   //Serial.print("  ");
  };//end of "Once in a while..."

  //Following is just to create a blinking LED to show program is running.
  //In not important in any other way.
  if ((liTenthsPassed % 8) <2)
    {digitalWrite(pBuiltInLED, HIGH);} // LED off
    {digitalWrite(pBuiltInLED, LOW);} // LED on
  // end create blinking LED

  if ((liTenthsPassed %120)==110)
   if (liTenthsPassed!=liTenthsPassedPrev)
     //This may execute more than once per "tenth %120==110" otherwise!
     //Serial.print("  ");
     //Serial.print("  ");
     //Serial.print("Temperature (deg. C)=");

     if (bWhichSensor==0)
       {Serial.print(" ");
        bWhichSensor=1;}//No ; here. This serial plotter friendly at moment
     //Serial.print("  ");

     String s = "";//N.B. String, not string. Capital on "S" matters.
                   //"string" also means something. Something different.

     if (cSTture0=='+')
         s += "+";
       } else
         s += "-";
     //cTtureDC0Huns, etc, filled earlier, during read tture
     s +=cTturDC0Huns;//Temperature, in Celcuis DECIdecgrees... i.e. 12.4 degC is 124 deg
     s +=cTturDC0Tens;
     s +=cTturDC0Units;

     s += "  ";
     s += "<<tture in fixed format.";
    // Serial.println(s);


I hope that was useful. (At this point, thanks.. but no thanks.. in respect of how it could be cleaned up, finished.)

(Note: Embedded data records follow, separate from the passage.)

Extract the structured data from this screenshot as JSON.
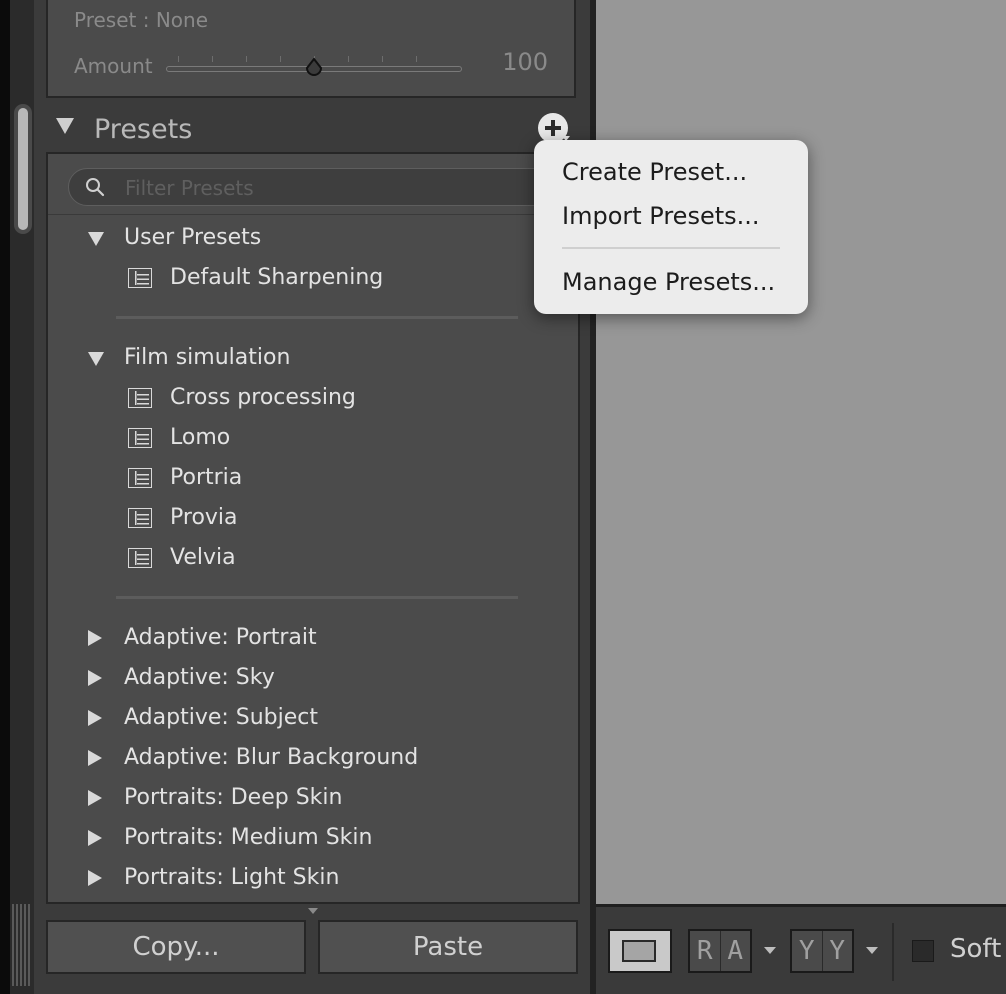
{
  "detail": {
    "preset_label": "Preset : None",
    "amount_label": "Amount",
    "amount_value": "100"
  },
  "presets_panel": {
    "title": "Presets",
    "filter_placeholder": "Filter Presets",
    "groups": [
      {
        "name": "User Presets",
        "expanded": true,
        "items": [
          "Default Sharpening"
        ]
      },
      {
        "name": "Film simulation",
        "expanded": true,
        "items": [
          "Cross processing",
          "Lomo",
          "Portria",
          "Provia",
          "Velvia"
        ]
      },
      {
        "name": "Adaptive: Portrait",
        "expanded": false
      },
      {
        "name": "Adaptive: Sky",
        "expanded": false
      },
      {
        "name": "Adaptive: Subject",
        "expanded": false
      },
      {
        "name": "Adaptive: Blur Background",
        "expanded": false
      },
      {
        "name": "Portraits: Deep Skin",
        "expanded": false
      },
      {
        "name": "Portraits: Medium Skin",
        "expanded": false
      },
      {
        "name": "Portraits: Light Skin",
        "expanded": false
      }
    ]
  },
  "bottom_buttons": {
    "copy": "Copy...",
    "paste": "Paste"
  },
  "toolbar": {
    "group1": [
      "R",
      "A"
    ],
    "group2": [
      "Y",
      "Y"
    ],
    "soft_label": "Soft"
  },
  "menu": {
    "items": [
      "Create Preset...",
      "Import Presets...",
      "Manage Presets..."
    ]
  }
}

Here is how you can contact this page's author, Tom Boyd.